-- What you will do --
After reading the records, print them all again exactly as they stand.

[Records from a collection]
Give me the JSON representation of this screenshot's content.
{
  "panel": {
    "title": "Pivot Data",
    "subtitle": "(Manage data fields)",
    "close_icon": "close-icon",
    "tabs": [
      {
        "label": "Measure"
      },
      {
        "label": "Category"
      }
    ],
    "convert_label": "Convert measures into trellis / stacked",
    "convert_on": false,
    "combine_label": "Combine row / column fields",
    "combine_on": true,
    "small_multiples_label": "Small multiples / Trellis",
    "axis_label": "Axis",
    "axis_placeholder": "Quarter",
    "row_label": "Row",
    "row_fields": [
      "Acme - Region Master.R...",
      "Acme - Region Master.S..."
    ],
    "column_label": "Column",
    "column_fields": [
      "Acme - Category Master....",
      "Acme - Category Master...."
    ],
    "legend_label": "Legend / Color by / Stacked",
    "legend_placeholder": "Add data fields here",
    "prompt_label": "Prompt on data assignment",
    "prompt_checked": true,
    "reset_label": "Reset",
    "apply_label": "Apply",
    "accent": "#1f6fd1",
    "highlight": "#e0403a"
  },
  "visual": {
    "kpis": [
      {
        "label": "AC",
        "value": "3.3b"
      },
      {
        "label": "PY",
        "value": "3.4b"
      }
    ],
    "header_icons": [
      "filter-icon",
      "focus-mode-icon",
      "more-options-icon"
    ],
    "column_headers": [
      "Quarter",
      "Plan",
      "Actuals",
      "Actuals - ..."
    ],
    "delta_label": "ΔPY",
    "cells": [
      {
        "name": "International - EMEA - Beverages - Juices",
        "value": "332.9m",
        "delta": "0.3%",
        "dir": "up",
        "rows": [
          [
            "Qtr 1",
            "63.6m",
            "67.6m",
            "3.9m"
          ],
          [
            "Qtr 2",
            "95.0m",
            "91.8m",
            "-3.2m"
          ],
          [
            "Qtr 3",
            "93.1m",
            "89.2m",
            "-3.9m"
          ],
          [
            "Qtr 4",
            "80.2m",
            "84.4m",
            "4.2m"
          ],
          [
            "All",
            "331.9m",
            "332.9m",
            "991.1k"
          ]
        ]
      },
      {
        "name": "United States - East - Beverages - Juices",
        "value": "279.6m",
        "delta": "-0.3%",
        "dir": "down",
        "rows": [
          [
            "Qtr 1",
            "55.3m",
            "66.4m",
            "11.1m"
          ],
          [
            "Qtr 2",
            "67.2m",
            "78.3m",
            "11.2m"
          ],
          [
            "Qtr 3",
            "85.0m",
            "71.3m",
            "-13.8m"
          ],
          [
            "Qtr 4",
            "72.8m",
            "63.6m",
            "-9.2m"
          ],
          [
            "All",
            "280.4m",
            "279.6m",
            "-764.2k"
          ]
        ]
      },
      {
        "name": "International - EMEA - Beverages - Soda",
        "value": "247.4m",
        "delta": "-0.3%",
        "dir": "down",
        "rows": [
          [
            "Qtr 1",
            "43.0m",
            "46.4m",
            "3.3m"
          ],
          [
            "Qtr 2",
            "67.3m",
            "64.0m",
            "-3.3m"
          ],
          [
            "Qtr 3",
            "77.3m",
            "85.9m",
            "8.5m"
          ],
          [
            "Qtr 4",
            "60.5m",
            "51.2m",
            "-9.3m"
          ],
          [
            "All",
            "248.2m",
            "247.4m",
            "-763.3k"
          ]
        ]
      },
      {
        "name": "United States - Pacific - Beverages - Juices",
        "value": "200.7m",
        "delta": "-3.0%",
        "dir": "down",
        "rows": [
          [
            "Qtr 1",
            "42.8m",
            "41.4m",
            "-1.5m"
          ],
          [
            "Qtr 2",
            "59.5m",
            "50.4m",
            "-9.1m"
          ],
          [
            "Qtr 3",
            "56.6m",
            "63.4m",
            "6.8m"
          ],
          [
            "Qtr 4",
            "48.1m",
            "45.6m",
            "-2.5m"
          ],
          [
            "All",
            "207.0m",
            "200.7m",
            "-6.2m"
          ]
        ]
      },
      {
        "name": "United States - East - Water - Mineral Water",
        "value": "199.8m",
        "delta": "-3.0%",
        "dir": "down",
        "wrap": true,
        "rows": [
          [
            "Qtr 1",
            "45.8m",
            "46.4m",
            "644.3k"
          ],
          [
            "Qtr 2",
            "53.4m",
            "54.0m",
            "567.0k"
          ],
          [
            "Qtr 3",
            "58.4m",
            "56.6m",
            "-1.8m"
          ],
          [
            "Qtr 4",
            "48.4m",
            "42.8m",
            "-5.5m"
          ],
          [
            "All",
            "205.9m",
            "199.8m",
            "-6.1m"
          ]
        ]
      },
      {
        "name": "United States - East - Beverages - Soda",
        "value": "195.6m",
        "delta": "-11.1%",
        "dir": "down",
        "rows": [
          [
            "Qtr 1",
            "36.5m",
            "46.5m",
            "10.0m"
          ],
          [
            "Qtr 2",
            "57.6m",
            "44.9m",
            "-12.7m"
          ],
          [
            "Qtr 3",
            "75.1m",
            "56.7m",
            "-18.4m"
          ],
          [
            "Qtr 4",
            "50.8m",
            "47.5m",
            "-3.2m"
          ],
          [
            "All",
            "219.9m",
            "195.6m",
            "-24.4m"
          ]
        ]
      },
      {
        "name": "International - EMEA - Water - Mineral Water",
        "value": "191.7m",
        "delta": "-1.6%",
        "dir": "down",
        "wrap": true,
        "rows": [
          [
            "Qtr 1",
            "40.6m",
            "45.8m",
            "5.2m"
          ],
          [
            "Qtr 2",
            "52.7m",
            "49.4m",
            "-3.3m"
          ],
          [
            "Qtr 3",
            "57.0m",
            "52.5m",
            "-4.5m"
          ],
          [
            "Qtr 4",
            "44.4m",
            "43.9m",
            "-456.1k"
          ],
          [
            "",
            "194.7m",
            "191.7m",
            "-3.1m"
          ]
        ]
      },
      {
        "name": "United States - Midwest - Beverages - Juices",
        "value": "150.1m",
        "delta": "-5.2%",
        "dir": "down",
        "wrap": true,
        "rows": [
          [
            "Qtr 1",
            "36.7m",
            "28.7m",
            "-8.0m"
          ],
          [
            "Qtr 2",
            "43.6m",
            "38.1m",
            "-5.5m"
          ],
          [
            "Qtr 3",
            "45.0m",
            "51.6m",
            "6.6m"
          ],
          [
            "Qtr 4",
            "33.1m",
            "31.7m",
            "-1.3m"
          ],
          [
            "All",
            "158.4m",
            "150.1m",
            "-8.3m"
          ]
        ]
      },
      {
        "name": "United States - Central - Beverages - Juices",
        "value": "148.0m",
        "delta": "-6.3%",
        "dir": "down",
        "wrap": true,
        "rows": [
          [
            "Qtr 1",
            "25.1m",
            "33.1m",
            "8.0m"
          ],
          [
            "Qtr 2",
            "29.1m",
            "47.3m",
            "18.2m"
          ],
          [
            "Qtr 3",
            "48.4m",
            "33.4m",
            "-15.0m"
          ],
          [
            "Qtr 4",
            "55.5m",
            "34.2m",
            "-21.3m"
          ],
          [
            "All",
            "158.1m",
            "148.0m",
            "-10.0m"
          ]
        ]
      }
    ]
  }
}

-- Your solution --
Give me the JSON representation of this screenshot's content.
{
  "panel": {
    "title": "Pivot Data",
    "subtitle": "(Manage data fields)",
    "close_icon": "close-icon",
    "tabs": [
      {
        "label": "Measure"
      },
      {
        "label": "Category"
      }
    ],
    "convert_label": "Convert measures into trellis / stacked",
    "convert_on": false,
    "combine_label": "Combine row / column fields",
    "combine_on": true,
    "small_multiples_label": "Small multiples / Trellis",
    "axis_label": "Axis",
    "axis_placeholder": "Quarter",
    "row_label": "Row",
    "row_fields": [
      "Acme - Region Master.R...",
      "Acme - Region Master.S..."
    ],
    "column_label": "Column",
    "column_fields": [
      "Acme - Category Master....",
      "Acme - Category Master...."
    ],
    "legend_label": "Legend / Color by / Stacked",
    "legend_placeholder": "Add data fields here",
    "prompt_label": "Prompt on data assignment",
    "prompt_checked": true,
    "reset_label": "Reset",
    "apply_label": "Apply",
    "accent": "#1f6fd1",
    "highlight": "#e0403a"
  },
  "visual": {
    "kpis": [
      {
        "label": "AC",
        "value": "3.3b"
      },
      {
        "label": "PY",
        "value": "3.4b"
      }
    ],
    "header_icons": [
      "filter-icon",
      "focus-mode-icon",
      "more-options-icon"
    ],
    "column_headers": [
      "Quarter",
      "Plan",
      "Actuals",
      "Actuals - ..."
    ],
    "delta_label": "ΔPY",
    "cells": [
      {
        "name": "International - EMEA - Beverages - Juices",
        "value": "332.9m",
        "delta": "0.3%",
        "dir": "up",
        "rows": [
          [
            "Qtr 1",
            "63.6m",
            "67.6m",
            "3.9m"
          ],
          [
            "Qtr 2",
            "95.0m",
            "91.8m",
            "-3.2m"
          ],
          [
            "Qtr 3",
            "93.1m",
            "89.2m",
            "-3.9m"
          ],
          [
            "Qtr 4",
            "80.2m",
            "84.4m",
            "4.2m"
          ],
          [
            "All",
            "331.9m",
            "332.9m",
            "991.1k"
          ]
        ]
      },
      {
        "name": "United States - East - Beverages - Juices",
        "value": "279.6m",
        "delta": "-0.3%",
        "dir": "down",
        "rows": [
          [
            "Qtr 1",
            "55.3m",
            "66.4m",
            "11.1m"
          ],
          [
            "Qtr 2",
            "67.2m",
            "78.3m",
            "11.2m"
          ],
          [
            "Qtr 3",
            "85.0m",
            "71.3m",
            "-13.8m"
          ],
          [
            "Qtr 4",
            "72.8m",
            "63.6m",
            "-9.2m"
          ],
          [
            "All",
            "280.4m",
            "279.6m",
            "-764.2k"
          ]
        ]
      },
      {
        "name": "International - EMEA - Beverages - Soda",
        "value": "247.4m",
        "delta": "-0.3%",
        "dir": "down",
        "rows": [
          [
            "Qtr 1",
            "43.0m",
            "46.4m",
            "3.3m"
          ],
          [
            "Qtr 2",
            "67.3m",
            "64.0m",
            "-3.3m"
          ],
          [
            "Qtr 3",
            "77.3m",
            "85.9m",
            "8.5m"
          ],
          [
            "Qtr 4",
            "60.5m",
            "51.2m",
            "-9.3m"
          ],
          [
            "All",
            "248.2m",
            "247.4m",
            "-763.3k"
          ]
        ]
      },
      {
        "name": "United States - Pacific - Beverages - Juices",
        "value": "200.7m",
        "delta": "-3.0%",
        "dir": "down",
        "rows": [
          [
            "Qtr 1",
            "42.8m",
            "41.4m",
            "-1.5m"
          ],
          [
            "Qtr 2",
            "59.5m",
            "50.4m",
            "-9.1m"
          ],
          [
            "Qtr 3",
            "56.6m",
            "63.4m",
            "6.8m"
          ],
          [
            "Qtr 4",
            "48.1m",
            "45.6m",
            "-2.5m"
          ],
          [
            "All",
            "207.0m",
            "200.7m",
            "-6.2m"
          ]
        ]
      },
      {
        "name": "United States - East - Water - Mineral Water",
        "value": "199.8m",
        "delta": "-3.0%",
        "dir": "down",
        "wrap": true,
        "rows": [
          [
            "Qtr 1",
            "45.8m",
            "46.4m",
            "644.3k"
          ],
          [
            "Qtr 2",
            "53.4m",
            "54.0m",
            "567.0k"
          ],
          [
            "Qtr 3",
            "58.4m",
            "56.6m",
            "-1.8m"
          ],
          [
            "Qtr 4",
            "48.4m",
            "42.8m",
            "-5.5m"
          ],
          [
            "All",
            "205.9m",
            "199.8m",
            "-6.1m"
          ]
        ]
      },
      {
        "name": "United States - East - Beverages - Soda",
        "value": "195.6m",
        "delta": "-11.1%",
        "dir": "down",
        "rows": [
          [
            "Qtr 1",
            "36.5m",
            "46.5m",
            "10.0m"
          ],
          [
            "Qtr 2",
            "57.6m",
            "44.9m",
            "-12.7m"
          ],
          [
            "Qtr 3",
            "75.1m",
            "56.7m",
            "-18.4m"
          ],
          [
            "Qtr 4",
            "50.8m",
            "47.5m",
            "-3.2m"
          ],
          [
            "All",
            "219.9m",
            "195.6m",
            "-24.4m"
          ]
        ]
      },
      {
        "name": "International - EMEA - Water - Mineral Water",
        "value": "191.7m",
        "delta": "-1.6%",
        "dir": "down",
        "wrap": true,
        "rows": [
          [
            "Qtr 1",
            "40.6m",
            "45.8m",
            "5.2m"
          ],
          [
            "Qtr 2",
            "52.7m",
            "49.4m",
            "-3.3m"
          ],
          [
            "Qtr 3",
            "57.0m",
            "52.5m",
            "-4.5m"
          ],
          [
            "Qtr 4",
            "44.4m",
            "43.9m",
            "-456.1k"
          ],
          [
            "",
            "194.7m",
            "191.7m",
            "-3.1m"
          ]
        ]
      },
      {
        "name": "United States - Midwest - Beverages - Juices",
        "value": "150.1m",
        "delta": "-5.2%",
        "dir": "down",
        "wrap": true,
        "rows": [
          [
            "Qtr 1",
            "36.7m",
            "28.7m",
            "-8.0m"
          ],
          [
            "Qtr 2",
            "43.6m",
            "38.1m",
            "-5.5m"
          ],
          [
            "Qtr 3",
            "45.0m",
            "51.6m",
            "6.6m"
          ],
          [
            "Qtr 4",
            "33.1m",
            "31.7m",
            "-1.3m"
          ],
          [
            "All",
            "158.4m",
            "150.1m",
            "-8.3m"
          ]
        ]
      },
      {
        "name": "United States - Central - Beverages - Juices",
        "value": "148.0m",
        "delta": "-6.3%",
        "dir": "down",
        "wrap": true,
        "rows": [
          [
            "Qtr 1",
            "25.1m",
            "33.1m",
            "8.0m"
          ],
          [
            "Qtr 2",
            "29.1m",
            "47.3m",
            "18.2m"
          ],
          [
            "Qtr 3",
            "48.4m",
            "33.4m",
            "-15.0m"
          ],
          [
            "Qtr 4",
            "55.5m",
            "34.2m",
            "-21.3m"
          ],
          [
            "All",
            "158.1m",
            "148.0m",
            "-10.0m"
          ]
        ]
      }
    ]
  }
}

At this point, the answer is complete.